Executive Director, Owner & Visual Artist
Makala Fields, a native of Rhode Island, is based in Atlanta and serves as a Middle School Art Teacher at KIPP Vision Academy where she encourages art as activism with her scholars. Through her collage work, Makala explores storytelling, black culture & identity, womanhood and activism. Her work provides an intricate intimacy that showcases stories through visual and textural imagery.
In 2012, Makala designed an Art Connect class for KIPP South Fulton Academy, where she integrated art, reading and social-studies to help students master their learning. In celebration of National Women’s Awareness Month in March 2013, Fields collaborated with The Evolution of She and HOBI Studios and organized the first annual She Is an Icon Awards and Art Exhibition highlighting local SHE-ro’s and icons.
She curated two solo exhibitions in 2013 and 2014 at HOBI Studio and 595 North in Atlanta after two 365 day collage projects.
In 2015 she served as a teaching artist in the Woodruff Arts Centers’, Arts for Learning Program. In 2016, Fields curated the first annual Youth Art Month Festival at KIPP Vision Academy, which has become a yearly event.
Over the past 15 years, Fields has pioneered a series of Youth Art programs with organizations such as KIPP Metro Atlanta, The Southwest Arts Center, The Providence Black Repertory Theater, Big Picture Schools, and Atlanta’s Westview Neighborhood Association. She was featured in a documentary produced by the Coalition of Essential Schools and the Big Picture Company that highlighted passionate teachers, sharing best teaching practices and the commitment it takes to mentor and teach urban high school students. Fields also has been featured on 11 Alive News, Voyage ATL and received the Class Act Teacher Award. She is a member of Tila Studios and C4 Atlanta, where she is working on her professional development.

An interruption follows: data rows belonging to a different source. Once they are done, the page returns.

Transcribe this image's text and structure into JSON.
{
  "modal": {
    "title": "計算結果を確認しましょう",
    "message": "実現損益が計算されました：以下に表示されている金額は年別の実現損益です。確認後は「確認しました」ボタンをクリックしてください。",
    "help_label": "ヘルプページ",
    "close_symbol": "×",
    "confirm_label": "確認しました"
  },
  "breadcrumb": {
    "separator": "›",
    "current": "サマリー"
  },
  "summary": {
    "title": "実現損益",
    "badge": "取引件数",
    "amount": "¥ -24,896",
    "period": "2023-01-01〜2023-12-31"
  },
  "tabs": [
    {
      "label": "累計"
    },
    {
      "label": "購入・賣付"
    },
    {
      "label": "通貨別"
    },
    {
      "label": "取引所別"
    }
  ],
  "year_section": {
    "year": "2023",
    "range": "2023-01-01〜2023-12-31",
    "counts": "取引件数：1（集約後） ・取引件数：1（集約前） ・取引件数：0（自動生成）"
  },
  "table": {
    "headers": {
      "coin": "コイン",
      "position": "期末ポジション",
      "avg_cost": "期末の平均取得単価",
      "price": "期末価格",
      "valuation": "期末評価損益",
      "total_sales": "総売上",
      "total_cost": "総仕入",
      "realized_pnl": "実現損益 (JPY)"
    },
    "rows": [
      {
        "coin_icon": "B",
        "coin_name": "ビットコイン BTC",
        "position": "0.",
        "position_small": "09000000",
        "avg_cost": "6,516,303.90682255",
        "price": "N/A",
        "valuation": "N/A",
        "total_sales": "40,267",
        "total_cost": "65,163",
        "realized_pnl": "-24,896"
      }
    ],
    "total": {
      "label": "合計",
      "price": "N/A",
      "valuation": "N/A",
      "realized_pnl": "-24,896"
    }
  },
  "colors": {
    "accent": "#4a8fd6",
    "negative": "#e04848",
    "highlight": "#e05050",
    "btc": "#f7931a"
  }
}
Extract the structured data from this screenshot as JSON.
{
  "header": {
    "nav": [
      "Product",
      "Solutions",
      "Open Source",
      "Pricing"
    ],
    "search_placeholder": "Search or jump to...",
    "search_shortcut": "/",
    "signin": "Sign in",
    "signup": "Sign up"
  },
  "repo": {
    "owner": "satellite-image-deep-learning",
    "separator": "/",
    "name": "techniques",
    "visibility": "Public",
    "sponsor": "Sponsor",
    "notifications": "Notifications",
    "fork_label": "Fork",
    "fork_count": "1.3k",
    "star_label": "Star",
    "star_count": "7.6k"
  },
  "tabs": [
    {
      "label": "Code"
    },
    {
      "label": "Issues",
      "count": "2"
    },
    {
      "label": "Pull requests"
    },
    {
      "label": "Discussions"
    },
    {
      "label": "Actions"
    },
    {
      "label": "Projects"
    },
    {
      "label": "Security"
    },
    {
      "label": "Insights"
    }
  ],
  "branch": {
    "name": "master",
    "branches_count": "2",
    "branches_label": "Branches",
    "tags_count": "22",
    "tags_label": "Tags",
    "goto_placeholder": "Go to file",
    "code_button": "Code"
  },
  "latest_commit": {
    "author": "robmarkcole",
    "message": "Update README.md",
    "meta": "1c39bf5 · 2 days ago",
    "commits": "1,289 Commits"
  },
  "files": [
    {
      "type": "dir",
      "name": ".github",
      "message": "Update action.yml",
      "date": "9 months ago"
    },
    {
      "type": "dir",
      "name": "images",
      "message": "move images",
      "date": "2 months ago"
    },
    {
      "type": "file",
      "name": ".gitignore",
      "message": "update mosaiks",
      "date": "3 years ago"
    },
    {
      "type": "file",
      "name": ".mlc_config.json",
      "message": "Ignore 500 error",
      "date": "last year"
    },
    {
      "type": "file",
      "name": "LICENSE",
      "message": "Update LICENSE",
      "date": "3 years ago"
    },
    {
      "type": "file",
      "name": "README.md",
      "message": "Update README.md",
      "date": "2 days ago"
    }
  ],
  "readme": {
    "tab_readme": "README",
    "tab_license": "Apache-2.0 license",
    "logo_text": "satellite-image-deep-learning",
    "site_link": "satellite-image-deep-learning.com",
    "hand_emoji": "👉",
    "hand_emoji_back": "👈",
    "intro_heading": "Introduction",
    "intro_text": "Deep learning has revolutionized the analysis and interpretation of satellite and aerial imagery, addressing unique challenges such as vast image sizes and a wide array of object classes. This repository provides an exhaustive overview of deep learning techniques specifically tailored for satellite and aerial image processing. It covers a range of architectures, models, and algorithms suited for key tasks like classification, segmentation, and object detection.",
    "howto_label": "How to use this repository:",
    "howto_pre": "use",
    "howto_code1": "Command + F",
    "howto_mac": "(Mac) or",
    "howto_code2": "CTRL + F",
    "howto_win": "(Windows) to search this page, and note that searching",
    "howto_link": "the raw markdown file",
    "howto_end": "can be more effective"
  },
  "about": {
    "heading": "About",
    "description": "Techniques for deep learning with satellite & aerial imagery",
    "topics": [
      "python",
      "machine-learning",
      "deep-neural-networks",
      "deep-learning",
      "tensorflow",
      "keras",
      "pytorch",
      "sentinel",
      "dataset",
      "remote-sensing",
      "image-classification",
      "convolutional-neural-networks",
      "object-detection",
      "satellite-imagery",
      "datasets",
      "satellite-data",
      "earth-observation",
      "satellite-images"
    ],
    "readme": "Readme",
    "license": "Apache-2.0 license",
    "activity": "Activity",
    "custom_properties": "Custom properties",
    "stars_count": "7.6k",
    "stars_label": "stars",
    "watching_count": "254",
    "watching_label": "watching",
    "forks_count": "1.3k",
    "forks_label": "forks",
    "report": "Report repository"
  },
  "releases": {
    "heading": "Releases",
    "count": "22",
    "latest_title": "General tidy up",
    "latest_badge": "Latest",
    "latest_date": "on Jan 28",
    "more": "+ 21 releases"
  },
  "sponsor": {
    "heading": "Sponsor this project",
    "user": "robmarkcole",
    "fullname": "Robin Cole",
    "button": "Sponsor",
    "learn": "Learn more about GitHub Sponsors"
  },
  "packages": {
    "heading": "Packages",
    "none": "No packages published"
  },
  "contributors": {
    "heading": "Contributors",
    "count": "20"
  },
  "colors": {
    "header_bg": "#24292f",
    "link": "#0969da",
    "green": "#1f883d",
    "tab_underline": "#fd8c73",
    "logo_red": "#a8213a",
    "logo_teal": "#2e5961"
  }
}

Fields is currently working on an art curriculum based on artists–art technique from the African Diaspora. She is also working on a body of work that explores the black woman’s’ commitment to intentional self-care.
Click below to view Makala’s resume and learn more about her past work.
“My artwork connects history, storytelling, self-identify and education. The idea, ‘provoke a little thought and you have the power to change the world’ resonates deeply with me and is expressed through my work…”
The Artist’s Statement
My artwork connects history, storytelling, self-identify and education. The idea, ‘provoke a little thought and you have the power to change the world’ resonates deeply with me and is expressed through my work. I attempt to draw an emotional connection through my art and I want people to be inclined to ask questions and possibly do some independent research.
As a lifelong educator, lover of art and history it is my natural inclination to combine all three elements in my work/pieces. I like to use a variety of mediums such as primary and secondary documents, pieces of nature, photographs and acrylic paint to help convey the message of any given piece of work. Having engaged subjects as diverse as the Cuban Revolution, depression in black women and the american prison system, my work reproduces familiar visuals and words, arranging them into new conceptually layered pieces.
I am a firm believer that an unspoken word is simply a thought, idea or dream waiting to take flight, waiting for a voice or the strength to soar and explore its’ possibilities.
I adore creating collages and approach the creation of each and every one as a journey and exploration. These journeys are spiritual, and historical and visually thought provoking. Through my collage journey’s I enjoy giving those thoughts, dreams and ideas courage to grow and soar.
Within my fifteen years of teaching, I’ve always used a variety of art forms to not only assist students in mastering state standards but develop student leadership and creativity.
Project-based learning and art integration have proven to be strong/powerful teaching aids in my classrooms. The strengths I have gained through my instruction will carry over and be an asset to aspiring art students everywhere.
I am excited about the next phase of my art career and my overall growth. I am currently experimenting with different mediums and textures within my collages. I’ve been played with air dry clay, block printing, drawing, painting and sewing. My goal is to create large scale, portrait collages that tell historical stories of growth, activism and self-care. I am researching and studying the history of black women and self-care. I’m asking questions of elders from all walks of life as I examine their choices for self-care. I am also exploring how their self-care choices were consciously or subconsciously passed on through generations.
This research will help influence my next collection of collages. My goal with this collection is to share how women can morph and grow wings after committing to self-care. Sometimes we form butterfly wings, eagle wings, queen bee wings or even the mythical rising phoenix wings. Our wings symbolize reaffirmation of our freedom, our bravery and our strength.
I’ve also been researching the work and techniques of Faith Ringgold and Njideka Akunyili-Crosby. I admire their methods of visual storytelling as I’m aspiring to create large scale work.